# What the task asks
Return all lines of the data in which the string "from" occurs.

# Stored data
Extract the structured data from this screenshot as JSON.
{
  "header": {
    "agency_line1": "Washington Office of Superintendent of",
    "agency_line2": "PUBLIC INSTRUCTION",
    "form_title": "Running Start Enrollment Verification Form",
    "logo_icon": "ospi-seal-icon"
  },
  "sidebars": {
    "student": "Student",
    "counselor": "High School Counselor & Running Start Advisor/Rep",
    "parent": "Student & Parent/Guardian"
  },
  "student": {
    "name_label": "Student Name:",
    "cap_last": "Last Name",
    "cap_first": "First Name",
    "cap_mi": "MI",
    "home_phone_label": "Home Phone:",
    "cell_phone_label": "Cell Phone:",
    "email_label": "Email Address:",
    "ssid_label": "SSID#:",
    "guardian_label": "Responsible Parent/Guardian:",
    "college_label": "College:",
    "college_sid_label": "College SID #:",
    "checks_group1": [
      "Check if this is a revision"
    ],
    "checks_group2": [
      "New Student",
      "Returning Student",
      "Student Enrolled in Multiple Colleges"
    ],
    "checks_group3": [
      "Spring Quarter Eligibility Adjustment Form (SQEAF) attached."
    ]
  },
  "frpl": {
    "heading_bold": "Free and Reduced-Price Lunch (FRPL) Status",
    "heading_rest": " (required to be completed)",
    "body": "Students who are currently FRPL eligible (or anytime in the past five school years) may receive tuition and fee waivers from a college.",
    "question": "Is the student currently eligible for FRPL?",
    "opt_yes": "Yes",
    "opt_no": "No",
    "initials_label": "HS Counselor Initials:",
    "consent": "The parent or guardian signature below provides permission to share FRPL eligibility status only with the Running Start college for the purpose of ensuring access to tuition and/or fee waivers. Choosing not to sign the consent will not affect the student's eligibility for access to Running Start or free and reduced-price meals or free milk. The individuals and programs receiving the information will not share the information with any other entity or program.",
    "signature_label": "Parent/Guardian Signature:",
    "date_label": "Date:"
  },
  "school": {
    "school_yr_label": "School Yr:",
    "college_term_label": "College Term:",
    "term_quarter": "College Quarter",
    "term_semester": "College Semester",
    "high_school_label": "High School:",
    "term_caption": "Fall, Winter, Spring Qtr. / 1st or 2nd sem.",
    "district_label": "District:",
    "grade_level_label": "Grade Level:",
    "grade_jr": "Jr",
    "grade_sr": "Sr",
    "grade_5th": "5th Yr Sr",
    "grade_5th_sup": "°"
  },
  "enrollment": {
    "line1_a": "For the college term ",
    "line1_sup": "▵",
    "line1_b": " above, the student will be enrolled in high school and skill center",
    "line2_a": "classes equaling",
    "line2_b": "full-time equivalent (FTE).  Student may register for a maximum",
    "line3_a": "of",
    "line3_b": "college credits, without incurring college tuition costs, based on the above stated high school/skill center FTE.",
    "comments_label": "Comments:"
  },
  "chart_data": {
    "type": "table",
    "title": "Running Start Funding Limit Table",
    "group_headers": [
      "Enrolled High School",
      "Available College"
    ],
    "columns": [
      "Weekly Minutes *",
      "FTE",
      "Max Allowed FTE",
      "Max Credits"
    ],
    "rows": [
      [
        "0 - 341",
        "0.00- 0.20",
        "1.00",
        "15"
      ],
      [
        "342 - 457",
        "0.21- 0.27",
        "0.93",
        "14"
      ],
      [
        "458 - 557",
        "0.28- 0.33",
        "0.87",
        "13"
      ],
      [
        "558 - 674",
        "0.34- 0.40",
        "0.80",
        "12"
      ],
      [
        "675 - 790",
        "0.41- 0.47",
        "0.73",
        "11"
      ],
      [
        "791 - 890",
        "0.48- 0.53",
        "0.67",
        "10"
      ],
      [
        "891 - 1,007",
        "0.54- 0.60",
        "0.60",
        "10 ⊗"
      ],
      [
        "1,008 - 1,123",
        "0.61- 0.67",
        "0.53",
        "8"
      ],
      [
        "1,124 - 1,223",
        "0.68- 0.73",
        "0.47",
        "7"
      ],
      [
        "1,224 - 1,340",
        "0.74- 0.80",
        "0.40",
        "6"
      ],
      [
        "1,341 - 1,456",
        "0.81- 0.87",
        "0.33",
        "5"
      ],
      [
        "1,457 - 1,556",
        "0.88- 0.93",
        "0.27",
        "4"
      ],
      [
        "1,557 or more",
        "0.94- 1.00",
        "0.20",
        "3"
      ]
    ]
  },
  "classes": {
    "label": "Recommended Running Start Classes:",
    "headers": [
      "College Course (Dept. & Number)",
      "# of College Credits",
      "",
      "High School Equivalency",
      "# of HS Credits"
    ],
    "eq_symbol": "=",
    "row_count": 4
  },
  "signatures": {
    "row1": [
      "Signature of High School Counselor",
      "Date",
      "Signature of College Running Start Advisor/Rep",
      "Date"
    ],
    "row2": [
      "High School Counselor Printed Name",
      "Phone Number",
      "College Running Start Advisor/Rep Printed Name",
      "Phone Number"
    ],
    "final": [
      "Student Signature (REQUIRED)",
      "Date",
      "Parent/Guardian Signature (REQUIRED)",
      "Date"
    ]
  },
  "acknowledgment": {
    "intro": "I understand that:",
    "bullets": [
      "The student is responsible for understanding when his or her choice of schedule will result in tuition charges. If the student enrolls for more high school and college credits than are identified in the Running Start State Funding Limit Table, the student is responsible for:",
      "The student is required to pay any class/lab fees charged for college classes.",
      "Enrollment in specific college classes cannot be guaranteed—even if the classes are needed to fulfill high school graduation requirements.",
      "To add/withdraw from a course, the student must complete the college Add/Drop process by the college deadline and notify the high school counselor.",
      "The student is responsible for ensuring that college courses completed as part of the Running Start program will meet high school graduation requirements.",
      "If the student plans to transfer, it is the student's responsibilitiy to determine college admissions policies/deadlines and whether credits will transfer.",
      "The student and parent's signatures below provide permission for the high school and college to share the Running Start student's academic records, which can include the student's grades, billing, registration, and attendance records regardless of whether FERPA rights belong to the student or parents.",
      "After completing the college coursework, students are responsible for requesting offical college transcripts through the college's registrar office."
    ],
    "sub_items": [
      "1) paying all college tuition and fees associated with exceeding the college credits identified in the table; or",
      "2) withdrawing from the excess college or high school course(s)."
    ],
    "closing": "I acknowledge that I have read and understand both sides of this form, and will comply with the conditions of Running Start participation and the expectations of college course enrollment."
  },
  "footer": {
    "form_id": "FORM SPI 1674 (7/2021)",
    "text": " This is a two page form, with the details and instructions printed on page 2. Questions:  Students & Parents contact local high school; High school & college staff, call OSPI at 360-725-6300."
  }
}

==

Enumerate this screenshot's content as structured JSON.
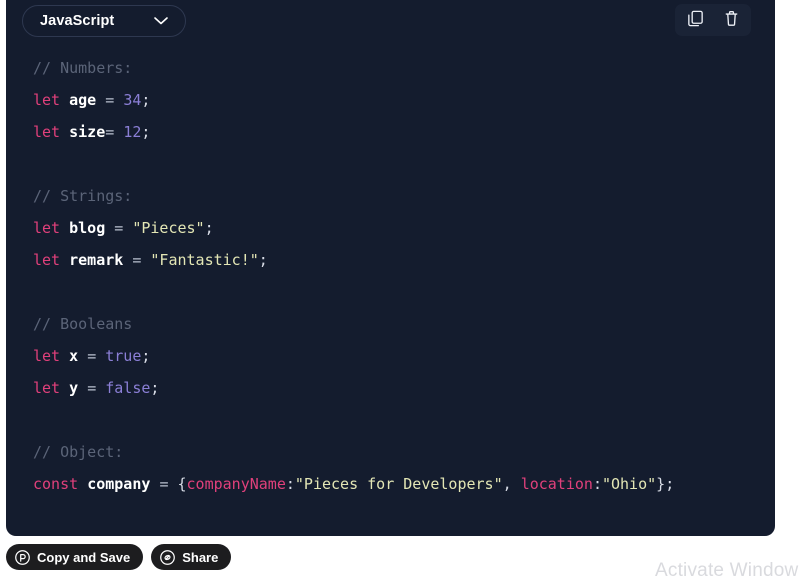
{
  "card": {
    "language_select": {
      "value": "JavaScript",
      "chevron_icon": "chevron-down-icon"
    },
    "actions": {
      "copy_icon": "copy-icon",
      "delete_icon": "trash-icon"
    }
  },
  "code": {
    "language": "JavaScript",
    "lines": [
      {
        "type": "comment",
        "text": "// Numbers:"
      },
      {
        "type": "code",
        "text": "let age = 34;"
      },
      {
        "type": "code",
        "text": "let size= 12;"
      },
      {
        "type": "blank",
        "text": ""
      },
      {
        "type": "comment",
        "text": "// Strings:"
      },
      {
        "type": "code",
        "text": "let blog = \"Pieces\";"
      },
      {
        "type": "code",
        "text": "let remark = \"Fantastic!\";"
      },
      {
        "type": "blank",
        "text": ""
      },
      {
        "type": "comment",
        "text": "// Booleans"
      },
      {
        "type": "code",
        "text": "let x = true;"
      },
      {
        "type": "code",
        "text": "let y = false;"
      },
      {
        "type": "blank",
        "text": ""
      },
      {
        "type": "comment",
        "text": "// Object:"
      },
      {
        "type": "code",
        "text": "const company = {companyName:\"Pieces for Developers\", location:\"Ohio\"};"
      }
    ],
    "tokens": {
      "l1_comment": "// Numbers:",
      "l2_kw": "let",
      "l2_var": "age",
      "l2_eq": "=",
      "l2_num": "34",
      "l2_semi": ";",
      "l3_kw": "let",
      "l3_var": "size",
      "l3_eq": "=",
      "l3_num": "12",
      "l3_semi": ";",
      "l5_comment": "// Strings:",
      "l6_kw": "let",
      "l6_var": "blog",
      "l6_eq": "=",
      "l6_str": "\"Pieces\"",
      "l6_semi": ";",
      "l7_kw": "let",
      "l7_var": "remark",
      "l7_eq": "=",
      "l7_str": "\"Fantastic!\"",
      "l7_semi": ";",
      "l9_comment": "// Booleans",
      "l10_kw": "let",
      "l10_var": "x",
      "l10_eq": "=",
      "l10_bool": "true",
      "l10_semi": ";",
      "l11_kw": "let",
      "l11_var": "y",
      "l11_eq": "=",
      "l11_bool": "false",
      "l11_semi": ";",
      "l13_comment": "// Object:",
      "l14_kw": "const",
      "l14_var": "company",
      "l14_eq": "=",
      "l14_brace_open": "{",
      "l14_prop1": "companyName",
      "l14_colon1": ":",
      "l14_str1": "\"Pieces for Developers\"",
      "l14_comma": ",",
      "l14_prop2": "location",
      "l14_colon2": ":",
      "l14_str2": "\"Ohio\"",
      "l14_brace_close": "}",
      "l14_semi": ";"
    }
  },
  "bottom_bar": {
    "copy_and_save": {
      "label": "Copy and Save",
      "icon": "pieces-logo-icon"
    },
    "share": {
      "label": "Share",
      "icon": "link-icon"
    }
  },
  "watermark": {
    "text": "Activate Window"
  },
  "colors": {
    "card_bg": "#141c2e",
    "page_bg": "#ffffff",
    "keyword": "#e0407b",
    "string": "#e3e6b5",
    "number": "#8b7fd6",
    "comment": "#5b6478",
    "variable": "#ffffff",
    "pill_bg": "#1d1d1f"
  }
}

# Output of the task
Extract the structured data from this screenshot as JSON.
    "body": "Students who are currently FRPL eligible (or anytime in the past five school years) may receive tuition and fee waivers from a college.",
      "To add/withdraw from a course, the student must complete the college Add/Drop process by the college deadline and notify the high school counselor.",
      "2) withdrawing from the excess college or high school course(s)."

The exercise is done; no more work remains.